*Exercise*.
Go through the material that comes after this and count the lines containing "title"; report only the count.

*Available data*.
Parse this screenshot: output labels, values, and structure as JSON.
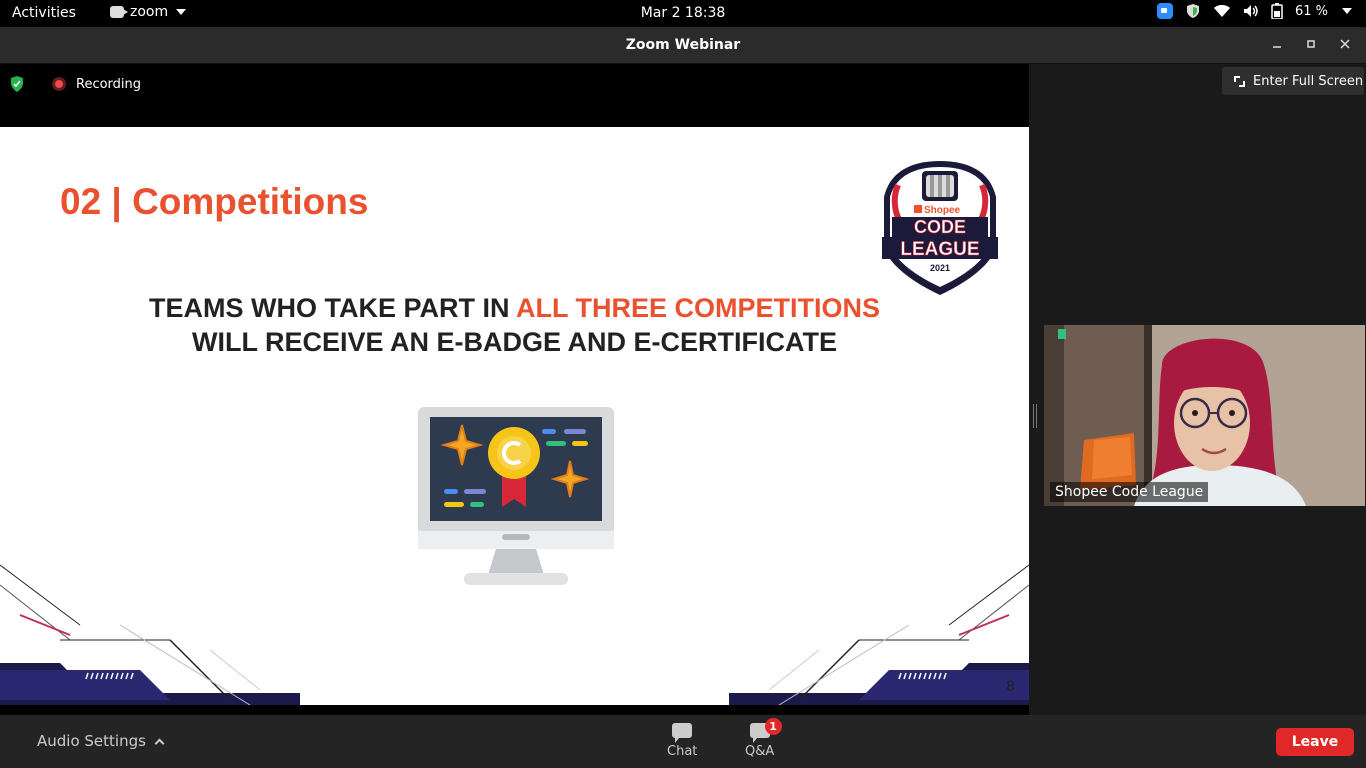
{
  "system_bar": {
    "activities": "Activities",
    "app_name": "zoom",
    "clock": "Mar 2  18:38",
    "battery": "61 %"
  },
  "window": {
    "title": "Zoom Webinar"
  },
  "status": {
    "recording_label": "Recording"
  },
  "slide": {
    "title": "02 | Competitions",
    "line1_prefix": "TEAMS WHO TAKE PART IN ",
    "line1_accent": "ALL THREE COMPETITIONS",
    "line2": "WILL RECEIVE AN E-BADGE AND E-CERTIFICATE",
    "page_number": "8",
    "logo": {
      "brand": "Shopee",
      "line1": "CODE",
      "line2": "LEAGUE",
      "year": "2021"
    }
  },
  "side_panel": {
    "fullscreen_label": "Enter Full Screen",
    "participant_name": "Shopee Code League"
  },
  "toolbar": {
    "audio_settings": "Audio Settings",
    "chat": "Chat",
    "qa": "Q&A",
    "qa_badge": "1",
    "leave": "Leave"
  },
  "colors": {
    "accent": "#e9512f",
    "leave": "#e02828",
    "zoom_blue": "#2d8cff"
  }
}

*Final answer*.
2